_Task directions_
Return the listing below exactly, with the pictures dropped.

# # #

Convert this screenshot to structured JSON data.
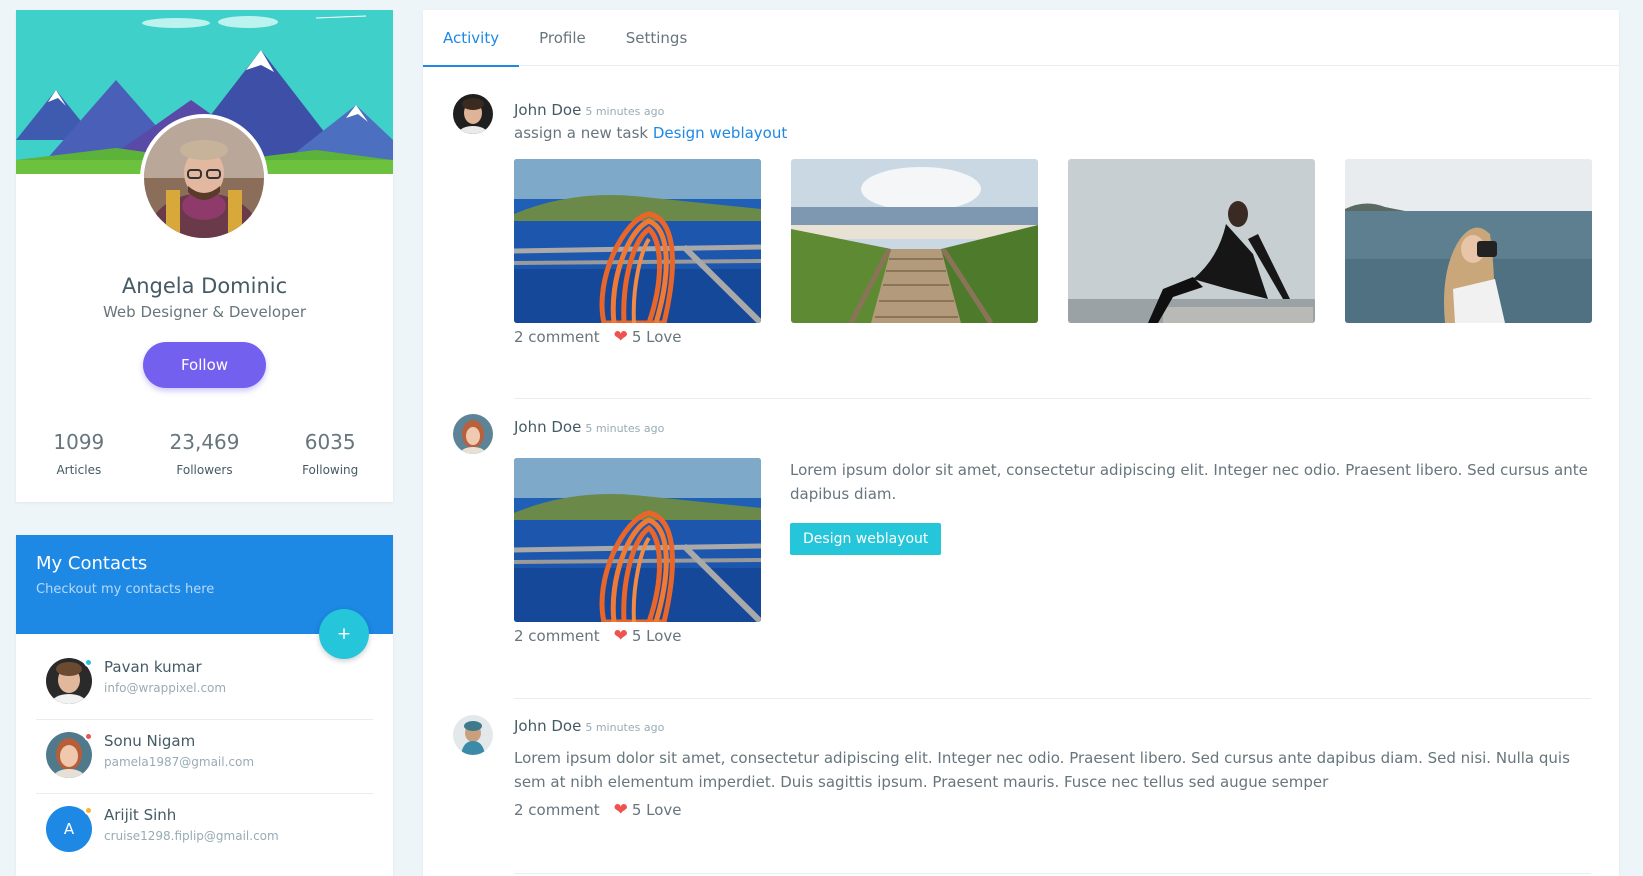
{
  "profile": {
    "name": "Angela Dominic",
    "role": "Web Designer & Developer",
    "follow_label": "Follow",
    "stats": [
      {
        "value": "1099",
        "label": "Articles"
      },
      {
        "value": "23,469",
        "label": "Followers"
      },
      {
        "value": "6035",
        "label": "Following"
      }
    ]
  },
  "contacts": {
    "title": "My Contacts",
    "subtitle": "Checkout my contacts here",
    "add_label": "+",
    "items": [
      {
        "name": "Pavan kumar",
        "email": "info@wrappixel.com",
        "status_color": "#26c6da"
      },
      {
        "name": "Sonu Nigam",
        "email": "pamela1987@gmail.com",
        "status_color": "#ef5350"
      },
      {
        "name": "Arijit Sinh",
        "email": "cruise1298.fiplip@gmail.com",
        "status_color": "#ffb22b",
        "initial": "A"
      }
    ]
  },
  "tabs": [
    {
      "label": "Activity",
      "active": true
    },
    {
      "label": "Profile",
      "active": false
    },
    {
      "label": "Settings",
      "active": false
    }
  ],
  "feed": [
    {
      "user": "John Doe",
      "time": "5 minutes ago",
      "action": "assign a new task",
      "link": "Design weblayout",
      "comments": "2 comment",
      "loves": "5 Love"
    },
    {
      "user": "John Doe",
      "time": "5 minutes ago",
      "text": "Lorem ipsum dolor sit amet, consectetur adipiscing elit. Integer nec odio. Praesent libero. Sed cursus ante dapibus diam.",
      "button": "Design weblayout",
      "comments": "2 comment",
      "loves": "5 Love"
    },
    {
      "user": "John Doe",
      "time": "5 minutes ago",
      "text": "Lorem ipsum dolor sit amet, consectetur adipiscing elit. Integer nec odio. Praesent libero. Sed cursus ante dapibus diam. Sed nisi. Nulla quis sem at nibh elementum imperdiet. Duis sagittis ipsum. Praesent mauris. Fusce nec tellus sed augue semper",
      "comments": "2 comment",
      "loves": "5 Love"
    }
  ],
  "colors": {
    "primary": "#1e88e5",
    "purple": "#7460ee",
    "cyan": "#26c6da",
    "danger": "#ef5350",
    "background": "#eef5f9"
  },
  "icons": {
    "heart": "heart-icon",
    "plus": "plus-icon"
  }
}
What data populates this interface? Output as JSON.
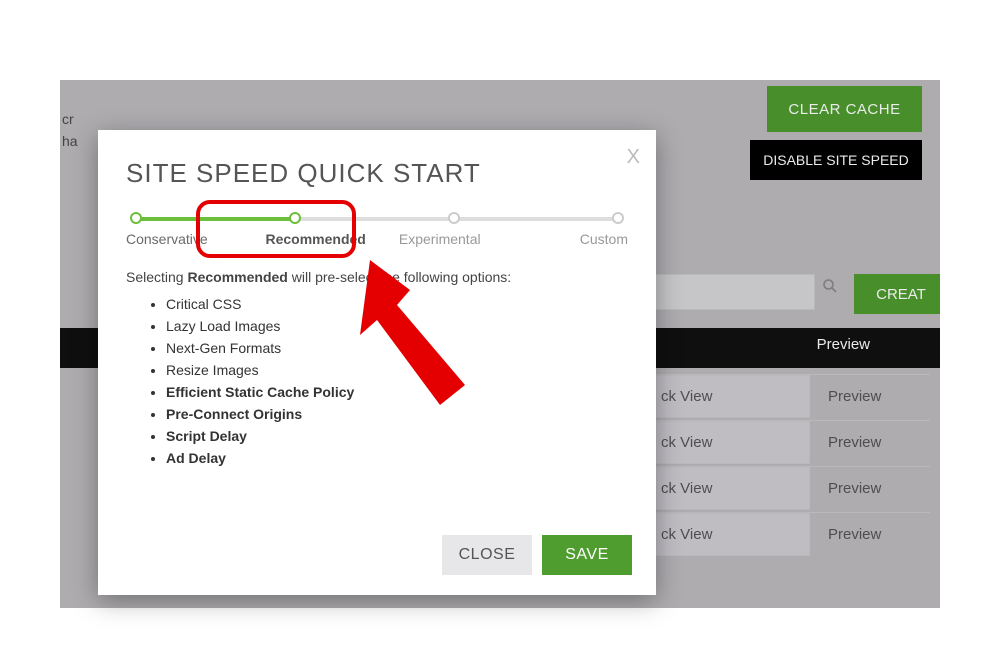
{
  "top": {
    "clear_cache": "CLEAR CACHE",
    "disable": "DISABLE SITE SPEED",
    "create": "CREAT"
  },
  "left_text": "cr\nha",
  "table": {
    "header_preview": "Preview",
    "quick_view": "ck View",
    "preview": "Preview"
  },
  "modal": {
    "title": "SITE SPEED QUICK START",
    "close_x": "X",
    "steps": {
      "conservative": "Conservative",
      "recommended": "Recommended",
      "experimental": "Experimental",
      "custom": "Custom",
      "selected_index": 1
    },
    "desc_pre": "Selecting ",
    "desc_bold": "Recommended",
    "desc_post": " will pre-select the following options:",
    "options": [
      {
        "label": "Critical CSS",
        "bold": false
      },
      {
        "label": "Lazy Load Images",
        "bold": false
      },
      {
        "label": "Next-Gen Formats",
        "bold": false
      },
      {
        "label": "Resize Images",
        "bold": false
      },
      {
        "label": "Efficient Static Cache Policy",
        "bold": true
      },
      {
        "label": "Pre-Connect Origins",
        "bold": true
      },
      {
        "label": "Script Delay",
        "bold": true
      },
      {
        "label": "Ad Delay",
        "bold": true
      }
    ],
    "close_btn": "CLOSE",
    "save_btn": "SAVE"
  }
}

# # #

_Reply_
Convert this screenshot to structured JSON data.
{
  "profile": {
    "name": "Angela Dominic",
    "role": "Web Designer & Developer",
    "follow_label": "Follow",
    "stats": [
      {
        "value": "1099",
        "label": "Articles"
      },
      {
        "value": "23,469",
        "label": "Followers"
      },
      {
        "value": "6035",
        "label": "Following"
      }
    ]
  },
  "contacts": {
    "title": "My Contacts",
    "subtitle": "Checkout my contacts here",
    "add_label": "+",
    "items": [
      {
        "name": "Pavan kumar",
        "email": "info@wrappixel.com",
        "status_color": "#26c6da"
      },
      {
        "name": "Sonu Nigam",
        "email": "pamela1987@gmail.com",
        "status_color": "#ef5350"
      },
      {
        "name": "Arijit Sinh",
        "email": "cruise1298.fiplip@gmail.com",
        "status_color": "#ffb22b",
        "initial": "A"
      }
    ]
  },
  "tabs": [
    {
      "label": "Activity",
      "active": true
    },
    {
      "label": "Profile",
      "active": false
    },
    {
      "label": "Settings",
      "active": false
    }
  ],
  "feed": [
    {
      "user": "John Doe",
      "time": "5 minutes ago",
      "action": "assign a new task",
      "link": "Design weblayout",
      "comments": "2 comment",
      "loves": "5 Love"
    },
    {
      "user": "John Doe",
      "time": "5 minutes ago",
      "text": "Lorem ipsum dolor sit amet, consectetur adipiscing elit. Integer nec odio. Praesent libero. Sed cursus ante dapibus diam.",
      "button": "Design weblayout",
      "comments": "2 comment",
      "loves": "5 Love"
    },
    {
      "user": "John Doe",
      "time": "5 minutes ago",
      "text": "Lorem ipsum dolor sit amet, consectetur adipiscing elit. Integer nec odio. Praesent libero. Sed cursus ante dapibus diam. Sed nisi. Nulla quis sem at nibh elementum imperdiet. Duis sagittis ipsum. Praesent mauris. Fusce nec tellus sed augue semper",
      "comments": "2 comment",
      "loves": "5 Love"
    }
  ],
  "colors": {
    "primary": "#1e88e5",
    "purple": "#7460ee",
    "cyan": "#26c6da",
    "danger": "#ef5350",
    "background": "#eef5f9"
  },
  "icons": {
    "heart": "heart-icon",
    "plus": "plus-icon"
  }
}
What data populates this interface? Output as JSON.
{
  "top": {
    "clear_cache": "CLEAR CACHE",
    "disable": "DISABLE SITE SPEED",
    "create": "CREAT"
  },
  "left_text": "cr\nha",
  "table": {
    "header_preview": "Preview",
    "quick_view": "ck View",
    "preview": "Preview"
  },
  "modal": {
    "title": "SITE SPEED QUICK START",
    "close_x": "X",
    "steps": {
      "conservative": "Conservative",
      "recommended": "Recommended",
      "experimental": "Experimental",
      "custom": "Custom",
      "selected_index": 1
    },
    "desc_pre": "Selecting ",
    "desc_bold": "Recommended",
    "desc_post": " will pre-select the following options:",
    "options": [
      {
        "label": "Critical CSS",
        "bold": false
      },
      {
        "label": "Lazy Load Images",
        "bold": false
      },
      {
        "label": "Next-Gen Formats",
        "bold": false
      },
      {
        "label": "Resize Images",
        "bold": false
      },
      {
        "label": "Efficient Static Cache Policy",
        "bold": true
      },
      {
        "label": "Pre-Connect Origins",
        "bold": true
      },
      {
        "label": "Script Delay",
        "bold": true
      },
      {
        "label": "Ad Delay",
        "bold": true
      }
    ],
    "close_btn": "CLOSE",
    "save_btn": "SAVE"
  }
}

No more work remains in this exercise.